- Build Log:
- Water cooling build in my wife’s computer – Part IX
- Project Absinthe
- Project Absinthe – Part II
- Project Absinthe – Part III
- Project Absinthe – Part IV
- Project Absinthe – Part V
- Project Absinthe – Part VI
- Project Absinthe – Part VII
- Project Absinthe – Part VIII
- Project Absinthe – Part IX
- Project Absinthe – Part X
- Project Absinthe – Part XI
- Project Absinthe – Part XII
- Project Absinthe – Part XIII
- Project Absinthe – Part XIV
- Project Absinthe – Part XV: It’s alive!
- Project Absinthe – Intermission and future plans
- Project Absinthe – Part XVI
- Absinthe – Part XVII
- Absinthe – Part XVIII
- Absinthe – Part XIX: Valentine’s Day
- Absinthe – Part XX
- Distilling another batch of Absinthe
- Distilling Absinthe – Part II
- Distilling Absinthe — Part III
- Another glass of absinthe
- Another glass of absinthe — II
- Adjusting the recipe
And here we are to the 18th part of this build log for Absinthe. There’s not much of an update on this one, though — just some more pictures of the build, plus a couple minor things, so let’s get into this.
First, I’ve been messing with rack mount lately, and I recently built a 6U rack mount cabinet from an IKEA RAST night stand. I decided to put that up on my wife’s desk with the network switch and surge suppressor I also purchased to go with it — her desk is nearest the router, and the switch has always been on her desk. This allowed for a good reorganization of the cabling around her system while also putting another AC outlet within reach for a USB charger.
Beyond that, the only change to her system was installing another fan using a 3-bay fan mount from Mountain Mods. This time I went with the aluminum version with a DEMCiflex filter over it. I had originally ordered an acrylic version of it, but it cracked while I was trying to make the necessary cuts for it to fit into the 750D. The aluminum one can be cut with just tin snips.
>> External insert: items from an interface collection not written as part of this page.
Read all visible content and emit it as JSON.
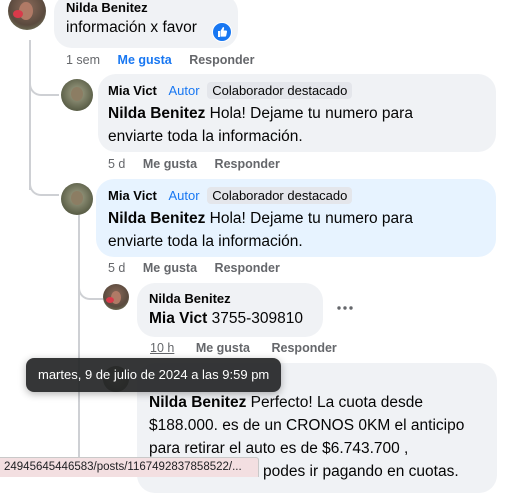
{
  "comments": [
    {
      "author": "Nilda Benitez",
      "text": "información x favor",
      "reaction_icon": "thumbs-up-icon",
      "time": "1 sem",
      "like_label": "Me gusta",
      "reply_label": "Responder"
    },
    {
      "author": "Mia Vict",
      "author_badge": "Autor",
      "badge": "Colaborador destacado",
      "mention": "Nilda Benitez",
      "text_line1": " Hola! Dejame tu numero para",
      "text_line2": "enviarte toda la información.",
      "time": "5 d",
      "like_label": "Me gusta",
      "reply_label": "Responder"
    },
    {
      "author": "Mia Vict",
      "author_badge": "Autor",
      "badge": "Colaborador destacado",
      "mention": "Nilda Benitez",
      "text_line1": " Hola! Dejame tu numero para",
      "text_line2": "enviarte toda la información.",
      "time": "5 d",
      "like_label": "Me gusta",
      "reply_label": "Responder"
    },
    {
      "author": "Nilda Benitez",
      "mention": "Mia Vict",
      "text": " 3755-309810",
      "time": "10 h",
      "like_label": "Me gusta",
      "reply_label": "Responder",
      "more_icon": "more-options-icon"
    },
    {
      "author": "Mia Vict",
      "mention": "Nilda Benitez",
      "text_line1": " Perfecto! La cuota desde",
      "text_line2": "$188.000. es de un CRONOS 0KM el anticipo",
      "text_line3": "para retirar el auto es de $6.743.700 ,",
      "text_line4": "podes ir pagando en cuotas."
    }
  ],
  "tooltip": "martes, 9 de julio de 2024 a las 9:59 pm",
  "status_url": "24945645446583/posts/1167492837858522/...",
  "colors": {
    "accent": "#1877f2",
    "bubble": "#f0f2f5",
    "bubble_highlight": "#e7f3ff",
    "muted": "#65676b"
  }
}
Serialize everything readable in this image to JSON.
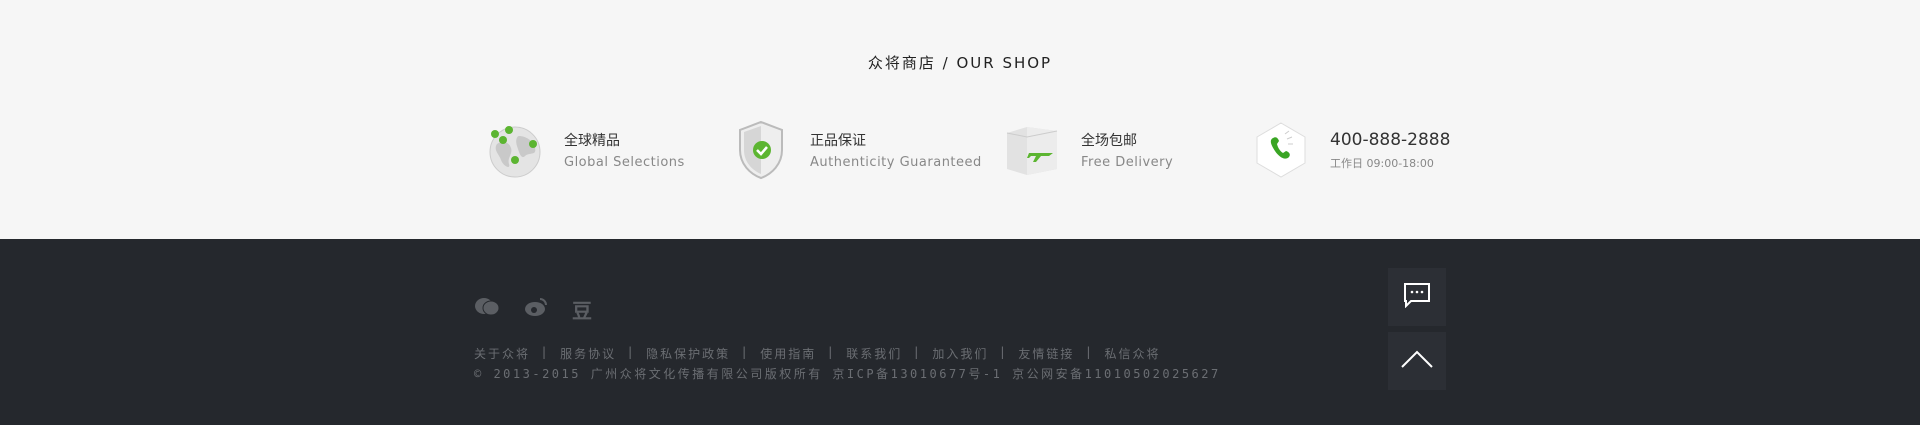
{
  "shop": {
    "title": "众将商店 / OUR SHOP",
    "features": [
      {
        "title": "全球精品",
        "subtitle": "Global Selections",
        "icon": "globe-icon"
      },
      {
        "title": "正品保证",
        "subtitle": "Authenticity Guaranteed",
        "icon": "shield-check-icon"
      },
      {
        "title": "全场包邮",
        "subtitle": "Free Delivery",
        "icon": "box-plane-icon"
      }
    ],
    "contact": {
      "phone": "400-888-2888",
      "hours": "工作日 09:00-18:00",
      "icon": "phone-icon"
    }
  },
  "footer": {
    "social": [
      {
        "icon": "wechat-icon"
      },
      {
        "icon": "weibo-icon"
      },
      {
        "icon": "douban-icon",
        "label": "豆"
      }
    ],
    "links": [
      "关于众将",
      "服务协议",
      "隐私保护政策",
      "使用指南",
      "联系我们",
      "加入我们",
      "友情链接",
      "私信众将"
    ],
    "copyright": "© 2013-2015 广州众将文化传播有限公司版权所有 京ICP备13010677号-1 京公网安备11010502025627"
  },
  "side": {
    "chat_icon": "chat-icon",
    "top_icon": "back-to-top-icon"
  },
  "colors": {
    "accent": "#5cb531",
    "footer_bg": "#25282d",
    "top_bg": "#f6f6f6"
  }
}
Unfortunately the aluminum one is also cut differently and sits deeper into the drive bays than the acrylic version, meaning getting the ferrous strips placed for it was a little difficult. I’ll look for something to fill in the gap later. The filter’s placed and doing its job, so I’m not all that concerned at this point.
One other thing I forgot to mention in the previous entry to the log is the sound card. The red LEDs on the SoundBlaster Z sound card is easily dispatched. Just remove the cover — just 4 screws — and take snips to the LEDs. That’s it. You are likely voiding your warranty doing this, but it gets rid of an annoying light and is, in my opinion, a much better solution to just wrapping it in tape.
So that’s it for now. There is a graphics upgrade planned for this down the line — upgrading her GTX 660s to, likely, a GTX 970, possibly two. I’m also considering an R9 290 or 290X. The only thing turning me off with regard to those cards is just how hot they run and how much power they consume. But VisionTek puts one out with a water block pre-installed for less than what it’d cost to buy a GTX 970 and water block separately.
But I think ultimately it’ll be the GTX 970 in the end. We’ll see. For now, enjoy some new pictures of the build, without the annoying red light.